Would you copy all lines in the data that contain the word "robot"?
Start of Supplied records
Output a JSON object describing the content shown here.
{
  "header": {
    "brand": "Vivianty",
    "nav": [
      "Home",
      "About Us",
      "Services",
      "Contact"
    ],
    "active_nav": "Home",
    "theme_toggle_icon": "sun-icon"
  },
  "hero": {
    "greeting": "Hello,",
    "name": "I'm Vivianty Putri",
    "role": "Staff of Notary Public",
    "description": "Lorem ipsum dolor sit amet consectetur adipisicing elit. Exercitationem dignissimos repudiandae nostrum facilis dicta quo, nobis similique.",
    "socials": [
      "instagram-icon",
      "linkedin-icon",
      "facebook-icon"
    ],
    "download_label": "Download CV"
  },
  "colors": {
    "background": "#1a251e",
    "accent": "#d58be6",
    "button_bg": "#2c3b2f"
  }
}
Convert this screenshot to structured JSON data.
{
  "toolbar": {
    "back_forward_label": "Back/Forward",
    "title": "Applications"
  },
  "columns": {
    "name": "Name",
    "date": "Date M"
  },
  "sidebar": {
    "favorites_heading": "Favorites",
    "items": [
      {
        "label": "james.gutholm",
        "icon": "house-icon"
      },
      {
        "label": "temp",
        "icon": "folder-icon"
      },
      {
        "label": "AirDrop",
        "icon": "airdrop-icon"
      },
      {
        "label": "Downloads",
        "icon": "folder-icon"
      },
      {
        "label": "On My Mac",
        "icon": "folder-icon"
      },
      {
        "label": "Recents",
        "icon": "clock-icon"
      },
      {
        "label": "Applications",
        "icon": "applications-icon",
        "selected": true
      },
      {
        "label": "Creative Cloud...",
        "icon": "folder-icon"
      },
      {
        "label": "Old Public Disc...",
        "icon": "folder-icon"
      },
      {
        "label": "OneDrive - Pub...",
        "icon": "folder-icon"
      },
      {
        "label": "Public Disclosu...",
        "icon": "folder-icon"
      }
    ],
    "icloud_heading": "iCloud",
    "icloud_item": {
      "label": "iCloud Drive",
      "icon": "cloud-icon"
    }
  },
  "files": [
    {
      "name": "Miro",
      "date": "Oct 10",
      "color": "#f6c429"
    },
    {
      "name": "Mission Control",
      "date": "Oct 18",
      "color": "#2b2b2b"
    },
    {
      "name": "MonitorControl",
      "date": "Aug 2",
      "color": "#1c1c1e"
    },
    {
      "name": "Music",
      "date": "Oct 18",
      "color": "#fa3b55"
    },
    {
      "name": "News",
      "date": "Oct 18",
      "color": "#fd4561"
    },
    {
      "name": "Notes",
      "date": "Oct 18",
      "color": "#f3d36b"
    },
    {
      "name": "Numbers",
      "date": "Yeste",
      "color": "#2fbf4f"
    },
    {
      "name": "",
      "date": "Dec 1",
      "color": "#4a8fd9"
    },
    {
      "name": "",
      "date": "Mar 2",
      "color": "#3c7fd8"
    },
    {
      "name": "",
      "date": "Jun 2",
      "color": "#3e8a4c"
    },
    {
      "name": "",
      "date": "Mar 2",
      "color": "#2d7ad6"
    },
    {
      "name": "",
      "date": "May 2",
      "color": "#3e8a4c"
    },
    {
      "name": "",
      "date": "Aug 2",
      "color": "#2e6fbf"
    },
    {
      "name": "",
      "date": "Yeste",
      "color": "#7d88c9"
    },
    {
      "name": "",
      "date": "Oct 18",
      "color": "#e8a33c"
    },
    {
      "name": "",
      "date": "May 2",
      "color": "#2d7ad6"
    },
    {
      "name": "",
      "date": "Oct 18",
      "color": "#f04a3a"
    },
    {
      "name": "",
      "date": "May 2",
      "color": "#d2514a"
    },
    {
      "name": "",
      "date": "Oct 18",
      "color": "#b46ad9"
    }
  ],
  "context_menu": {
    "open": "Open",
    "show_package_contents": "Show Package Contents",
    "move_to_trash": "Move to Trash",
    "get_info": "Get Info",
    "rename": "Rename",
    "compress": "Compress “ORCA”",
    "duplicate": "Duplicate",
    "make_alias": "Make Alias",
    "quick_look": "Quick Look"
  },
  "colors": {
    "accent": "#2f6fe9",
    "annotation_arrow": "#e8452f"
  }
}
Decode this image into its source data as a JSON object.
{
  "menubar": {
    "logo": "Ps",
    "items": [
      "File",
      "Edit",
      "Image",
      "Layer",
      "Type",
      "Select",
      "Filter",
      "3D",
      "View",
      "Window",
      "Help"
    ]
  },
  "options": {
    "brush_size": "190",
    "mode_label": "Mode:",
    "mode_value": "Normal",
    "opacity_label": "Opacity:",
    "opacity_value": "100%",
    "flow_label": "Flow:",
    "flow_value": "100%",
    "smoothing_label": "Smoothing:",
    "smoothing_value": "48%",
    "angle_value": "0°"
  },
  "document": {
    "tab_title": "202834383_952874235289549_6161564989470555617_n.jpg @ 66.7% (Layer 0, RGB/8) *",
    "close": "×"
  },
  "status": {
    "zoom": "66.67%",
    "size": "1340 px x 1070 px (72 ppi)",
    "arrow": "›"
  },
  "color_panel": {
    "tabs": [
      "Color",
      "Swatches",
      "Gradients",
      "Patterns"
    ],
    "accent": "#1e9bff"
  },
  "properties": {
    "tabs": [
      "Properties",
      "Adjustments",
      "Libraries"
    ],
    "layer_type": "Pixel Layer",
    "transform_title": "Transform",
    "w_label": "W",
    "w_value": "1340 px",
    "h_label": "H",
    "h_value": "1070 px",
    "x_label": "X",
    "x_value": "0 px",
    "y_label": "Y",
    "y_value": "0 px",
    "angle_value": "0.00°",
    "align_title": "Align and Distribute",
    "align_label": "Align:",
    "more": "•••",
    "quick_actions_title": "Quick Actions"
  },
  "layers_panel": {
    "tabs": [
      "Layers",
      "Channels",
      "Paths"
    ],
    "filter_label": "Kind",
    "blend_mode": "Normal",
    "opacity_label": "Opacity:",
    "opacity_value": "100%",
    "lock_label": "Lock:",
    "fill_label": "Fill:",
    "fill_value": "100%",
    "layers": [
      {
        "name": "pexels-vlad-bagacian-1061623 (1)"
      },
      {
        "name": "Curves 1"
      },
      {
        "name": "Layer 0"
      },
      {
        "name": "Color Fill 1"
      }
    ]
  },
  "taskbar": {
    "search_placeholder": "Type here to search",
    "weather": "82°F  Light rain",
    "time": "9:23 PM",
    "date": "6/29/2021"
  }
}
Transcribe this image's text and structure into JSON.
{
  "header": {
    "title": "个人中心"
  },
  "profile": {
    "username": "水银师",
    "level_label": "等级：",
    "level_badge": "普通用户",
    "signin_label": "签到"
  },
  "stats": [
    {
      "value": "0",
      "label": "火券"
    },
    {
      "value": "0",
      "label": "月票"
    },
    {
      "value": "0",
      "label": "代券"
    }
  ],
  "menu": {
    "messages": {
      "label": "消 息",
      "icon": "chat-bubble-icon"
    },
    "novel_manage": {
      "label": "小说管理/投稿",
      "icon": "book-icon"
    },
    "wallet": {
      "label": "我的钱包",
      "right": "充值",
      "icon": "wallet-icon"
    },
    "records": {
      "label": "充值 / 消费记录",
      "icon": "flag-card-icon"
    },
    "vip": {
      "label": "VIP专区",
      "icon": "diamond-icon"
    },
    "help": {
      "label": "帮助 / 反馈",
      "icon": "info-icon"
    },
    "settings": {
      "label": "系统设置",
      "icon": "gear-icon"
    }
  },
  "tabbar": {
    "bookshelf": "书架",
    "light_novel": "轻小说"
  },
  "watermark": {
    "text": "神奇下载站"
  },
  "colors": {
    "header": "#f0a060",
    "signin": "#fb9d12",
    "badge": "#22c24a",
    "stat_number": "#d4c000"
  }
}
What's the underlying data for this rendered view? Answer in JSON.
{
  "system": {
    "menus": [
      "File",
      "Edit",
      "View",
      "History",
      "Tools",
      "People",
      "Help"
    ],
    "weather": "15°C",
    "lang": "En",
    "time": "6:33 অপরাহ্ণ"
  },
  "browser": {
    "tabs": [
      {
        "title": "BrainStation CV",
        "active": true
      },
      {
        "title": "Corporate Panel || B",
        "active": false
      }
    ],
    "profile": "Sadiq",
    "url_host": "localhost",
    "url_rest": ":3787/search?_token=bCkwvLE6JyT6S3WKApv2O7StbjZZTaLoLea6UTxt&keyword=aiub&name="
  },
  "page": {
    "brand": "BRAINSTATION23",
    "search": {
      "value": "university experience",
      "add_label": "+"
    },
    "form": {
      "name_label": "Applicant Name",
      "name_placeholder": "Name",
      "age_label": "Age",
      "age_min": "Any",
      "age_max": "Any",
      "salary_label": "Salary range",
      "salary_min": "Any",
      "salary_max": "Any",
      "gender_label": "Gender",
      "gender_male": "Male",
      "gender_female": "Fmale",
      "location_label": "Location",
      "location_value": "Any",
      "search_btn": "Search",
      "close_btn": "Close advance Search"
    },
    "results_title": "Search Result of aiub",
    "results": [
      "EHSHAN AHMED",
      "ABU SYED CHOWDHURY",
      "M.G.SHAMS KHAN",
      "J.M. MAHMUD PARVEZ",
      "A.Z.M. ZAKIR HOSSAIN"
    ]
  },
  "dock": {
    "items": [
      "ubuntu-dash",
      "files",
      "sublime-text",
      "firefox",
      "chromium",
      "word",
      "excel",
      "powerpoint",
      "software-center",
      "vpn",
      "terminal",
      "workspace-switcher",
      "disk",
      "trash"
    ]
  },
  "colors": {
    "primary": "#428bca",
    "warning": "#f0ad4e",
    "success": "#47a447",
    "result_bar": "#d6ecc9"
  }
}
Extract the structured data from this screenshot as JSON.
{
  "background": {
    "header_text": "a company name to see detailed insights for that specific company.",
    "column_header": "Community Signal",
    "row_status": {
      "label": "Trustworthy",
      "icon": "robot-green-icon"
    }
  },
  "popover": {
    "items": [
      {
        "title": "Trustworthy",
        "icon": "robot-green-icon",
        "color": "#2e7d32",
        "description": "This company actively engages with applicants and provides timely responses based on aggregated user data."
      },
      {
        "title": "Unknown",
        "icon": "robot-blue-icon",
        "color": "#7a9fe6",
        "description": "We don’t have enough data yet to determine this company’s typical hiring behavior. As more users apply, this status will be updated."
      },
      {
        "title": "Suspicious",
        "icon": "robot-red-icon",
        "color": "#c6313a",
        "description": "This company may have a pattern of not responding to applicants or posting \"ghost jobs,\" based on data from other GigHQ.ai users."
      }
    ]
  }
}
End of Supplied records
Answer »
      "icon": "robot-green-icon"
        "icon": "robot-green-icon",
        "icon": "robot-blue-icon",
        "icon": "robot-red-icon",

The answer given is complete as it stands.